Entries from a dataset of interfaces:
::::

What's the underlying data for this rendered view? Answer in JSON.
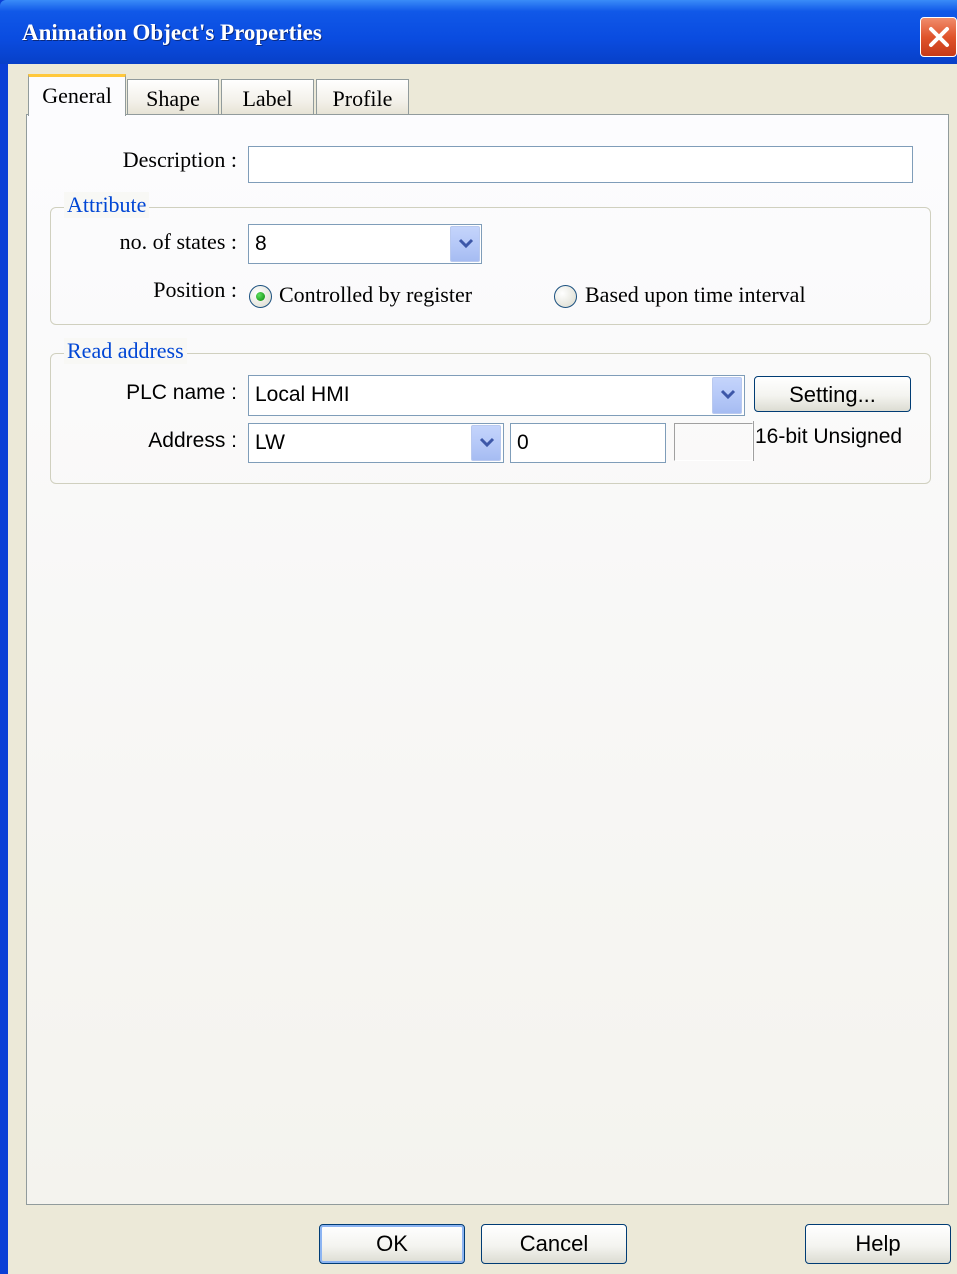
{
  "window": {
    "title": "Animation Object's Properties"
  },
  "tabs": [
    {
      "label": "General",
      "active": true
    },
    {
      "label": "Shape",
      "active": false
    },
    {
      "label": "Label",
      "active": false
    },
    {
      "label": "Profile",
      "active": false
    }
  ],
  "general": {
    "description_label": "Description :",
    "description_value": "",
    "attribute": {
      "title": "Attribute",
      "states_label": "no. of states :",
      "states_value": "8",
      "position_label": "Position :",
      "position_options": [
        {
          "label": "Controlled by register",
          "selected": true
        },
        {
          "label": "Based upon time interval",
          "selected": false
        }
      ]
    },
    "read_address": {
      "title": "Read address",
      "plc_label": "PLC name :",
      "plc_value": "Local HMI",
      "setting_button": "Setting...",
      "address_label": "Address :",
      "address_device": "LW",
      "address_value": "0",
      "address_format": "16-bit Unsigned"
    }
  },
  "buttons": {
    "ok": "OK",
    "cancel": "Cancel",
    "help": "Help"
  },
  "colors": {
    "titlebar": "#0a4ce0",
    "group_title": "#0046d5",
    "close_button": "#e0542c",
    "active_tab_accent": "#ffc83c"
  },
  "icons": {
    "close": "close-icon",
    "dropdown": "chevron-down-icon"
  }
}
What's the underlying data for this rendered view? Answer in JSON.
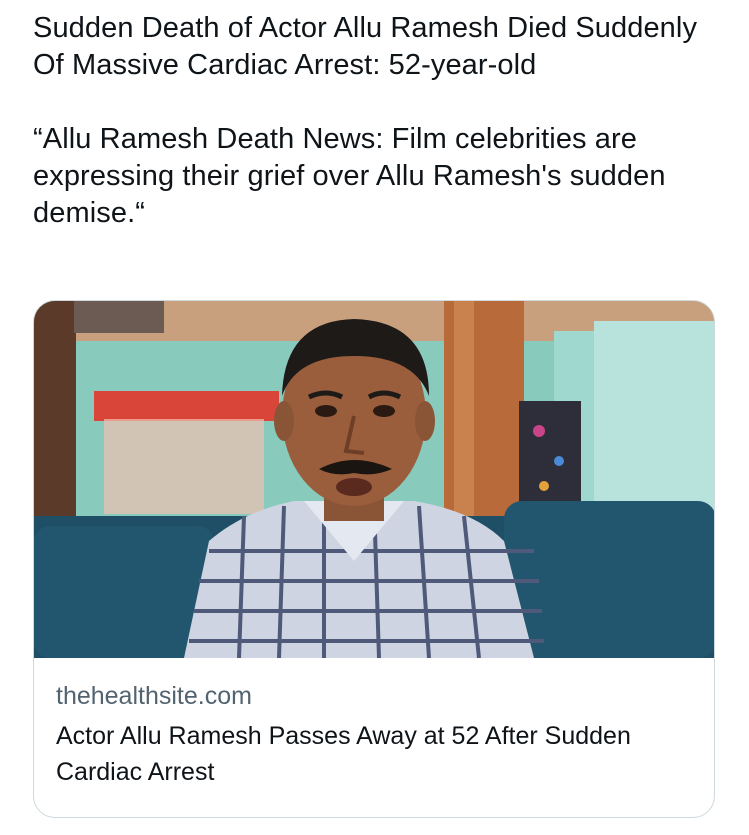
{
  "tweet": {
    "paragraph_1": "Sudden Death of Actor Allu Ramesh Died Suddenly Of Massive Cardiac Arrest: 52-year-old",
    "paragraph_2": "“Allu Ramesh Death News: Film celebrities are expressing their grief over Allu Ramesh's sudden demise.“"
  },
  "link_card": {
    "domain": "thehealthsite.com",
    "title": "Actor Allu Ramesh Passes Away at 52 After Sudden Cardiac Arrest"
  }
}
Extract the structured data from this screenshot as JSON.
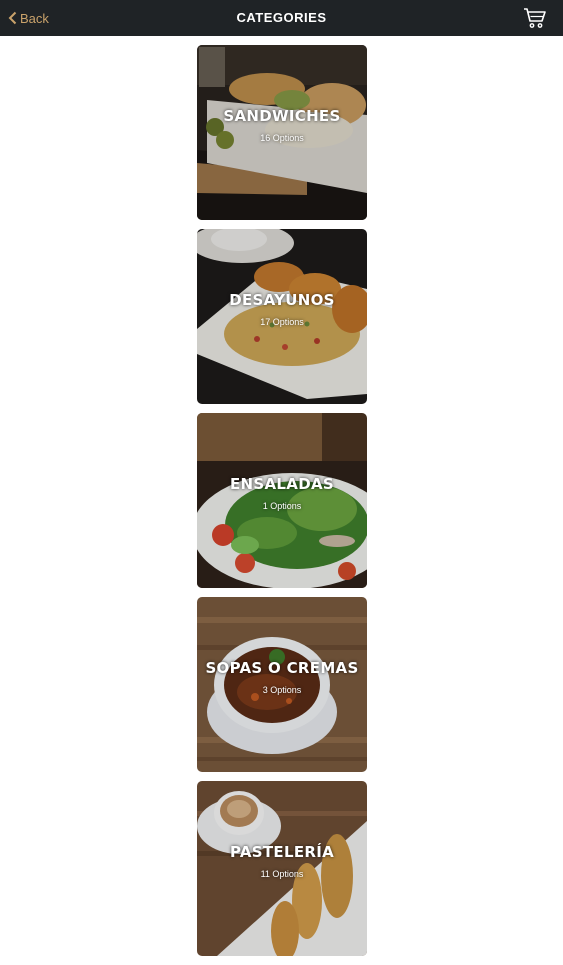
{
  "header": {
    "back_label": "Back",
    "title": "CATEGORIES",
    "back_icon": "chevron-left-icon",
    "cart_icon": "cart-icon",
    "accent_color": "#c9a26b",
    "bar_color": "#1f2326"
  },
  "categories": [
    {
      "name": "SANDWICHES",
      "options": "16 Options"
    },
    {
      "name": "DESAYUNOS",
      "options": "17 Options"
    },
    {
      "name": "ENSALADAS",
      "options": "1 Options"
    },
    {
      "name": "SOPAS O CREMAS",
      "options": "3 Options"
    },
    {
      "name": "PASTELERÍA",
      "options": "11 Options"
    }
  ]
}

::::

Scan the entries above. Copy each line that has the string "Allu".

» Expected answer:
    "paragraph_1": "Sudden Death of Actor Allu Ramesh Died Suddenly Of Massive Cardiac Arrest: 52-year-old",
    "paragraph_2": "“Allu Ramesh Death News: Film celebrities are expressing their grief over Allu Ramesh's sudden demise.“"
    "title": "Actor Allu Ramesh Passes Away at 52 After Sudden Cardiac Arrest"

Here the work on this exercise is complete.